Antonio M. Romero
Friday, 23 June 2023, 13:25
Lyra Puisyte-Bostroem was appointed Lithuanian ambassador to Spain in August 2020. The diplomat spoke to SUR about the recent launch of Air Baltic's new direct flight that connects Malaga with Vilnius, the Lithuanian capital.
What does it mean for your country to have a direct flight to Malaga?
We are very happy because it means new possibilities for tourism and for strengthening the various economic and cultural ties that we are working on between our countries, and also between Lithuania and Andalucía.
What are Lithuania's objectives with this initiative?
Spain is an important country for Lithuania. It is not only a reliable friend and ally of the European Union and NATO, but we also see it as an important trading partner, a priority export market and a significant tourist market. In the field of tourism and trade we have not yet experienced our mutual power. We have a great potential and Spanish tourists are very much loved and appreciated in Lithuania. Before the pandemic we registered more than 40,000 Spanish tourists, a figure we have not yet recovered. One of the challenges is to recover and surpass those numbers. With this flight we want Andalusians to get to know Lithuania better, a safe country to travel to, with a wide range of culture, history, nature, experiences and gastronomy. With this flight we want to increase tourist and commercial ties.
What are the current commercial relations between Malaga and Andalucía, and Lithuania? What investment options does your country offer?
At the moment we don't have the data by region. But in 2022 Lithuania's turnover in Spain grew by 24% and we know that Andalucía is a very important region. We are mainly looking for cooperation opportunities in high technologies, potential partners in the fields of life sciences, information and communication technologies, financial technologies and renewable energy technologies. We are also looking for export markets for our products. Andalucía is a great region and has a lot to offer.
At first glance, Lithuanian and Andalusian cultures are very different
In that sense, another of our main lines of work is to make two different, but very complementary cultures known. Lithuanians have always had a great interest in Spanish culture. Two years ago I went to the Festival de Cante de Las Minas and picked up an award for Lithuania in the promotion of flamenco because they teach flamenco singing at the Academy of Music in my country. We also have projects that bring together Lithuanian jazz and flamenco; we have a Lithuanian designer in Seville who designs flamenco costumes; we have opened two new honorary consulates in Malaga and Seville; we are working to increase our relations in various areas.
Is opening new routes or increasing routes on the horizon?
We hope so. It will depend a lot on the airlines. What we can do to help from the embassy is to give Lithuania more visibility and for Spaniards and Andalusians to travel there. Lithuania has an important economic growth and that means that now many Lithuanians can afford to travel and Andalucía is a favourite destination.
Do many Lithuanians live in Andalucía?
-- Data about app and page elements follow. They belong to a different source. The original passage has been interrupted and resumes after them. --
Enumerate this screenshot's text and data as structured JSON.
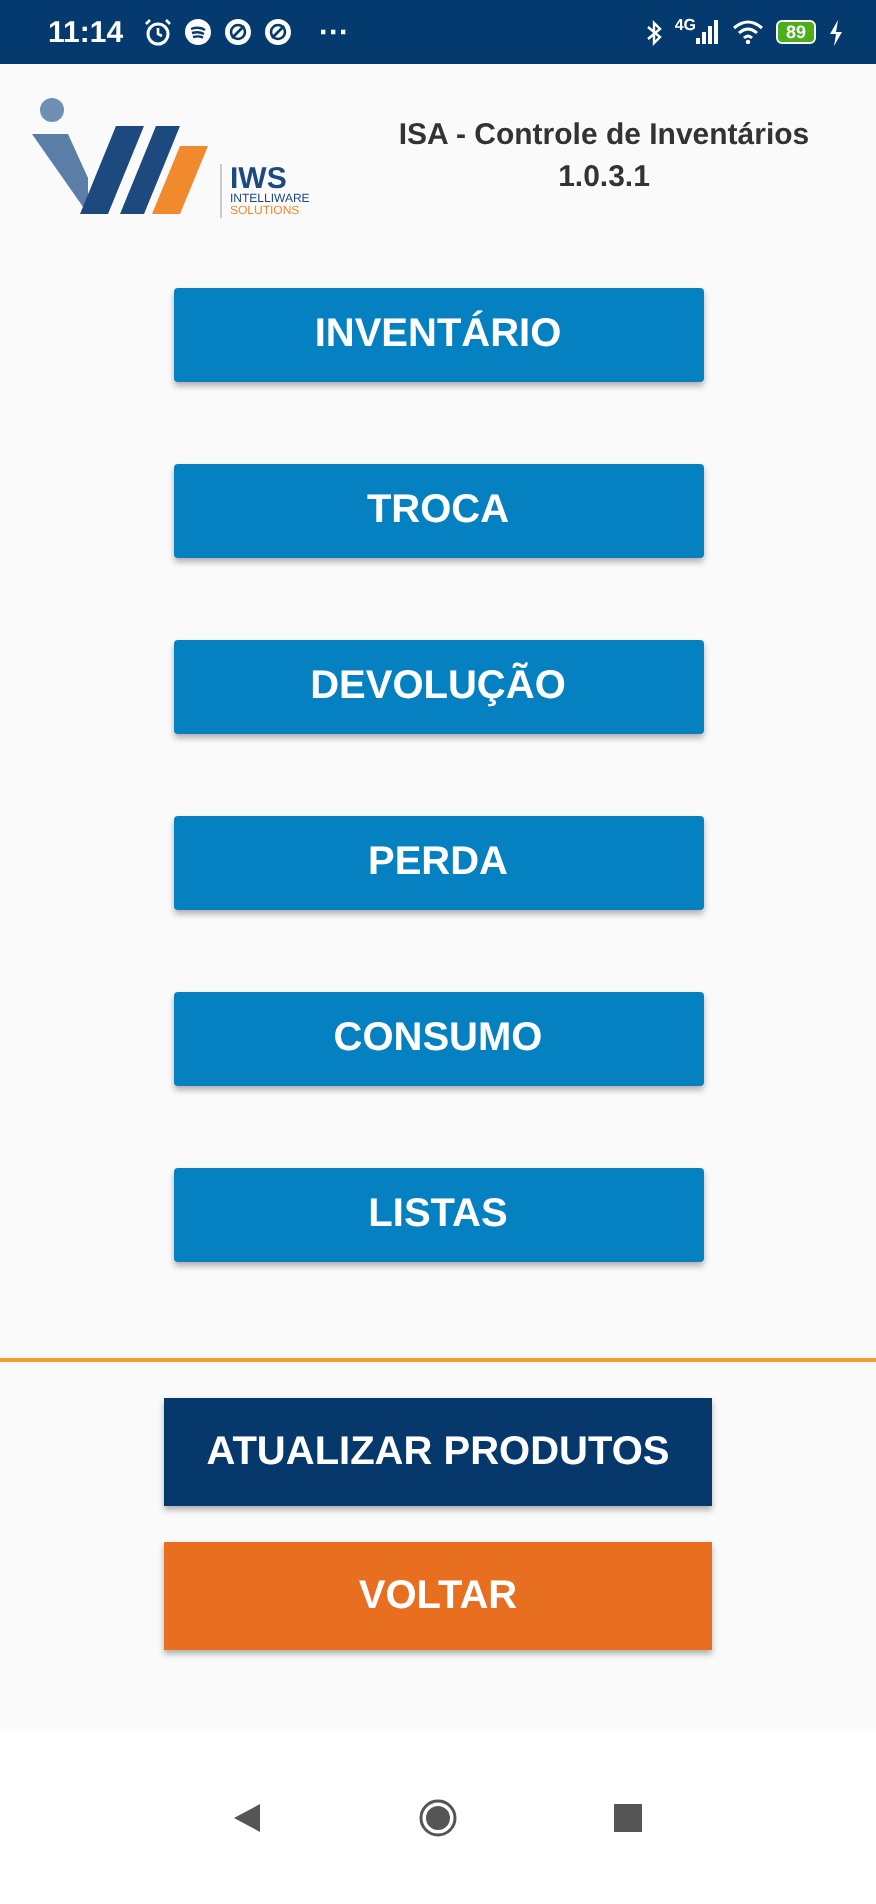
{
  "status_bar": {
    "time": "11:14",
    "more": "···",
    "network": "4G",
    "battery": "89"
  },
  "header": {
    "logo": {
      "name": "IWS",
      "line1": "INTELLIWARE",
      "line2": "SOLUTIONS"
    },
    "title": "ISA - Controle de Inventários",
    "version": "1.0.3.1"
  },
  "menu": [
    {
      "label": "INVENTÁRIO"
    },
    {
      "label": "TROCA"
    },
    {
      "label": "DEVOLUÇÃO"
    },
    {
      "label": "PERDA"
    },
    {
      "label": "CONSUMO"
    },
    {
      "label": "LISTAS"
    }
  ],
  "footer_buttons": [
    {
      "label": "ATUALIZAR PRODUTOS",
      "kind": "primary"
    },
    {
      "label": "VOLTAR",
      "kind": "back"
    }
  ]
}
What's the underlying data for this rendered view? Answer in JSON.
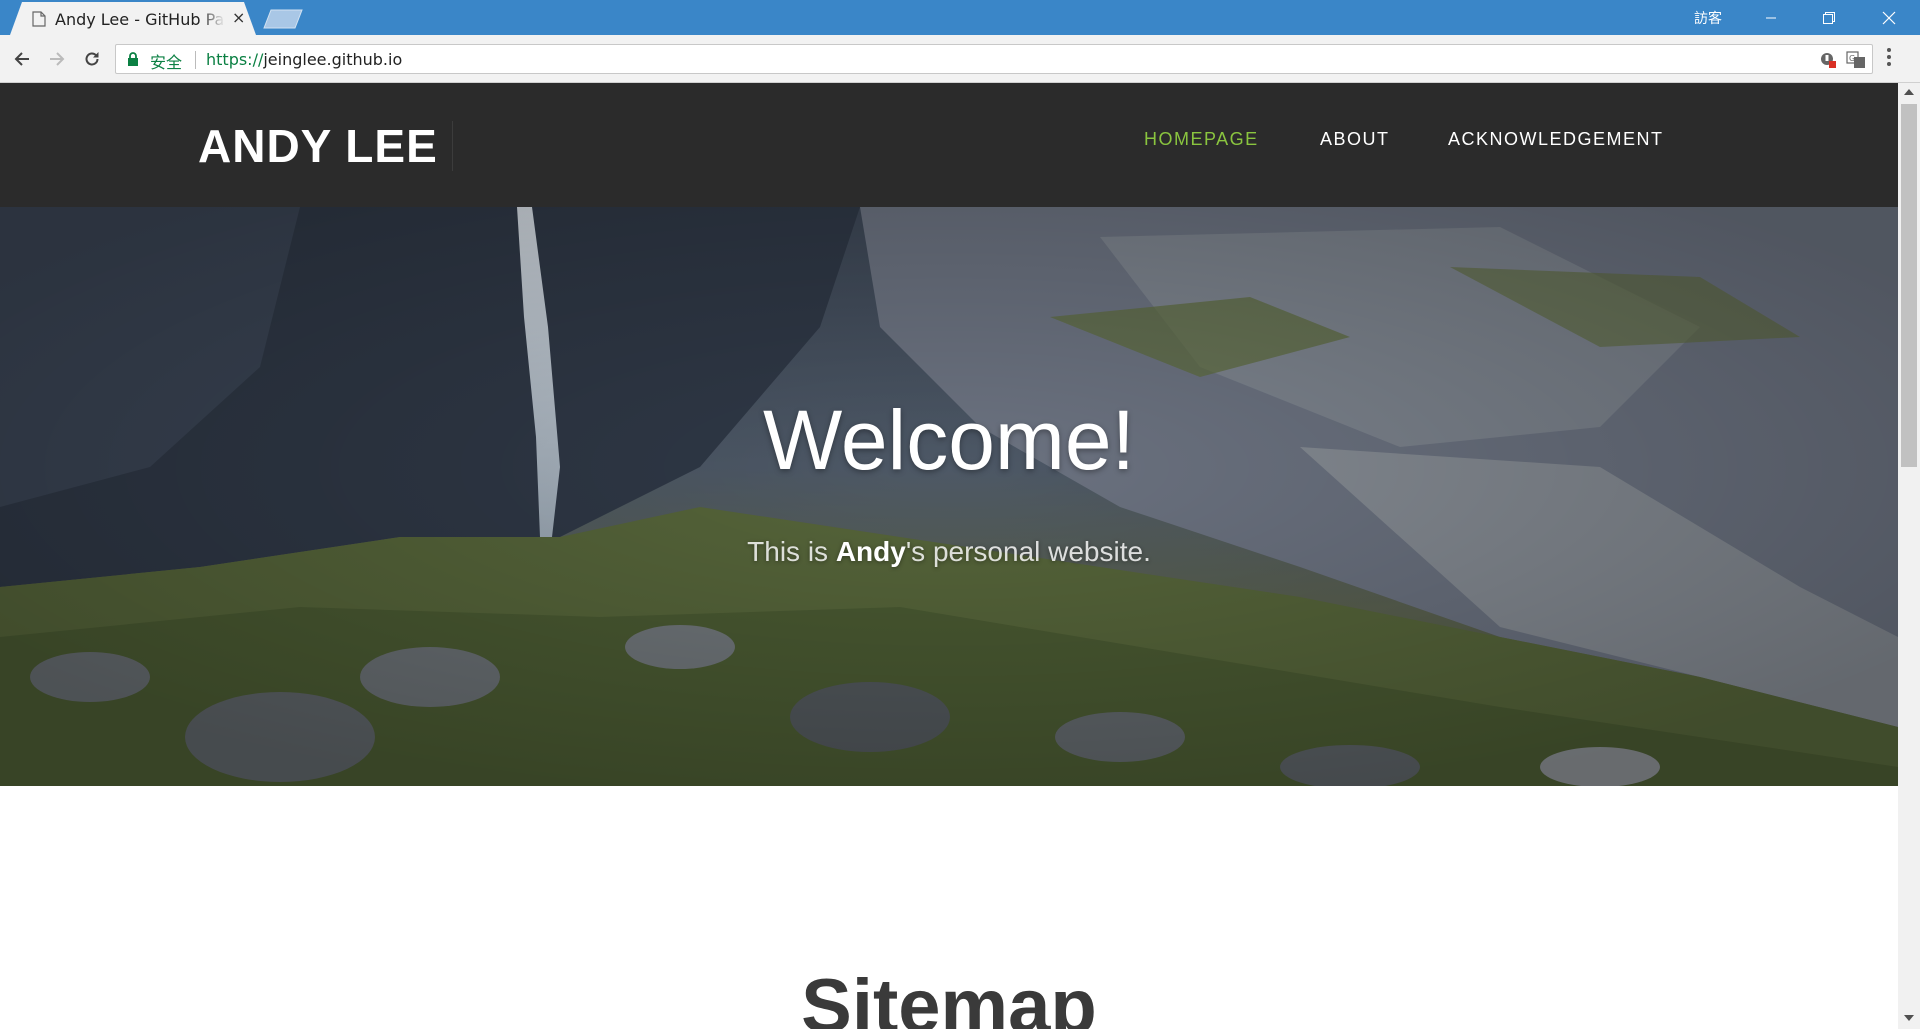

Yes, we estimate about 30,000 in Andalucía. During the pandemic and after the pandemic we have seen that Malaga has been one of the favourite destinations for Lithuanian digital nomads. We also see a significant increase in interest in buying to spend the winter in Malaga. In terms of tourism, as we are not competitors in tourist destinations, we are rather complementary. Now, for example, Lithuanians come more in winter or spring and I think Lithuania would be a good destination for Andalusians in summer.
Why should Andalusians travel to your country or do business in Lithuania?
Firstly, because we are a safe country. And secondly, because we can offer a lot in tourism and we have a great potential for economic cooperation.
Te puede interesar